Top of Source material

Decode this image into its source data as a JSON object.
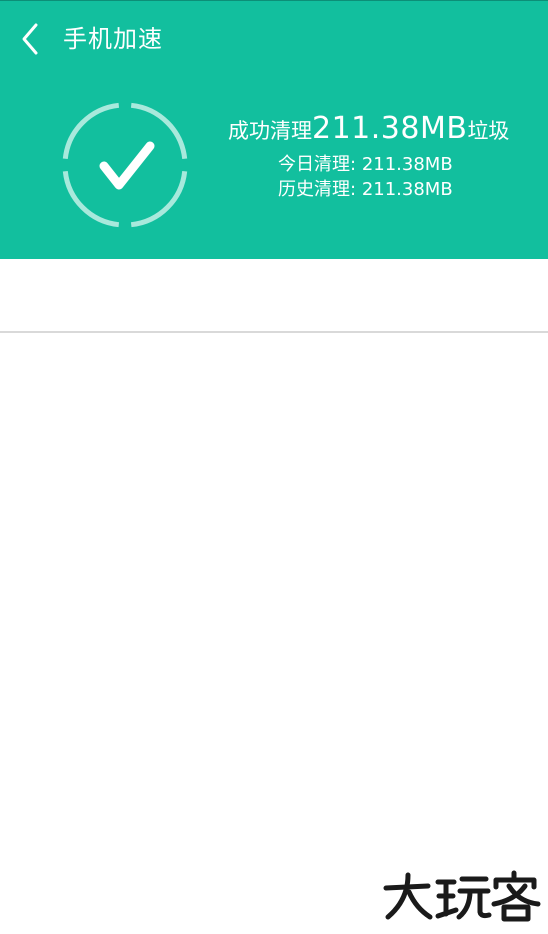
{
  "header": {
    "title": "手机加速",
    "back_icon": "chevron-left-icon",
    "bg_color": "#12bf9e"
  },
  "result": {
    "status_icon": "check-circle-icon",
    "prefix": "成功清理",
    "amount": "211.38MB",
    "suffix": "垃圾",
    "today_label": "今日清理:",
    "today_value": "211.38MB",
    "history_label": "历史清理:",
    "history_value": "211.38MB"
  },
  "watermark": {
    "text": "大玩客"
  }
}
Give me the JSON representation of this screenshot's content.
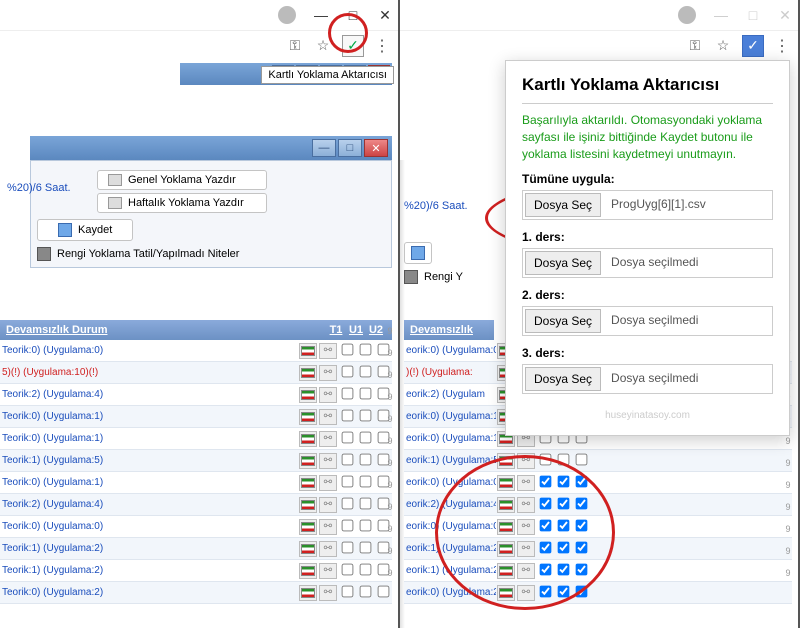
{
  "tooltip": "Kartlı Yoklama Aktarıcısı",
  "popup": {
    "title": "Kartlı Yoklama Aktarıcısı",
    "success": "Başarılıyla aktarıldı. Otomasyondaki yoklama sayfası ile işiniz bittiğinde Kaydet butonu ile yoklama listesini kaydetmeyi unutmayın.",
    "apply_all_label": "Tümüne uygula:",
    "btn_choose": "Dosya Seç",
    "file_all": "ProgUyg[6][1].csv",
    "file_none": "Dosya seçilmedi",
    "ders1": "1. ders:",
    "ders2": "2. ders:",
    "ders3": "3. ders:",
    "credit": "huseyinatasoy.com"
  },
  "panel": {
    "print_genel": "Genel Yoklama Yazdır",
    "print_haftalik": "Haftalık Yoklama Yazdır",
    "teorik_frag": "%20)/6 Saat.",
    "save": "Kaydet",
    "color_label": "Rengi Yoklama Tatil/Yapılmadı Niteler"
  },
  "table": {
    "hdr_durum": "Devamsızlık Durum",
    "hdr_t1": "T1",
    "hdr_u1": "U1",
    "hdr_u2": "U2"
  },
  "rows_left": [
    {
      "t": "Teorik:0)",
      "u": "(Uygulama:0)",
      "r": false
    },
    {
      "t": "5)(!)",
      "u": "(Uygulama:10)(!)",
      "r": true
    },
    {
      "t": "Teorik:2)",
      "u": "(Uygulama:4)",
      "r": false
    },
    {
      "t": "Teorik:0)",
      "u": "(Uygulama:1)",
      "r": false
    },
    {
      "t": "Teorik:0)",
      "u": "(Uygulama:1)",
      "r": false
    },
    {
      "t": "Teorik:1)",
      "u": "(Uygulama:5)",
      "r": false
    },
    {
      "t": "Teorik:0)",
      "u": "(Uygulama:1)",
      "r": false
    },
    {
      "t": "Teorik:2)",
      "u": "(Uygulama:4)",
      "r": false
    },
    {
      "t": "Teorik:0)",
      "u": "(Uygulama:0)",
      "r": false
    },
    {
      "t": "Teorik:1)",
      "u": "(Uygulama:2)",
      "r": false
    },
    {
      "t": "Teorik:1)",
      "u": "(Uygulama:2)",
      "r": false
    },
    {
      "t": "Teorik:0)",
      "u": "(Uygulama:2)",
      "r": false
    }
  ],
  "rows_right": [
    {
      "t": "eorik:0)",
      "u": "(Uygulama:0)",
      "r": false,
      "c": [
        false,
        false,
        false
      ]
    },
    {
      "t": ")(!)",
      "u": "(Uygulama:",
      "r": true,
      "c": [
        false,
        false,
        false
      ]
    },
    {
      "t": "eorik:2)",
      "u": "(Uygulam",
      "r": false,
      "c": [
        false,
        false,
        false
      ]
    },
    {
      "t": "eorik:0)",
      "u": "(Uygulama:1)",
      "r": false,
      "c": [
        false,
        false,
        false
      ]
    },
    {
      "t": "eorik:0)",
      "u": "(Uygulama:1)",
      "r": false,
      "c": [
        false,
        false,
        false
      ]
    },
    {
      "t": "eorik:1)",
      "u": "(Uygulama:5)",
      "r": false,
      "c": [
        false,
        false,
        false
      ]
    },
    {
      "t": "eorik:0)",
      "u": "(Uygulama:0)",
      "r": false,
      "c": [
        true,
        true,
        true
      ]
    },
    {
      "t": "eorik:2)",
      "u": "(Uygulama:4)",
      "r": false,
      "c": [
        true,
        true,
        true
      ]
    },
    {
      "t": "eorik:0)",
      "u": "(Uygulama:0)",
      "r": false,
      "c": [
        true,
        true,
        true
      ]
    },
    {
      "t": "eorik:1)",
      "u": "(Uygulama:2)",
      "r": false,
      "c": [
        true,
        true,
        true
      ]
    },
    {
      "t": "eorik:1)",
      "u": "(Uygulama:2)",
      "r": false,
      "c": [
        true,
        true,
        true
      ]
    },
    {
      "t": "eorik:0)",
      "u": "(Uygulama:2)",
      "r": false,
      "c": [
        true,
        true,
        true
      ]
    }
  ],
  "num_col": [
    "9",
    "9",
    "9",
    "9",
    "9",
    "9",
    "9",
    "9",
    "9",
    "9",
    "9",
    "9"
  ]
}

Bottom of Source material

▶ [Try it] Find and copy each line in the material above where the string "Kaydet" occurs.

▶ [Solution to the exercise]
    "success": "Başarılıyla aktarıldı. Otomasyondaki yoklama sayfası ile işiniz bittiğinde Kaydet butonu ile yoklama listesini kaydetmeyi unutmayın.",
    "save": "Kaydet",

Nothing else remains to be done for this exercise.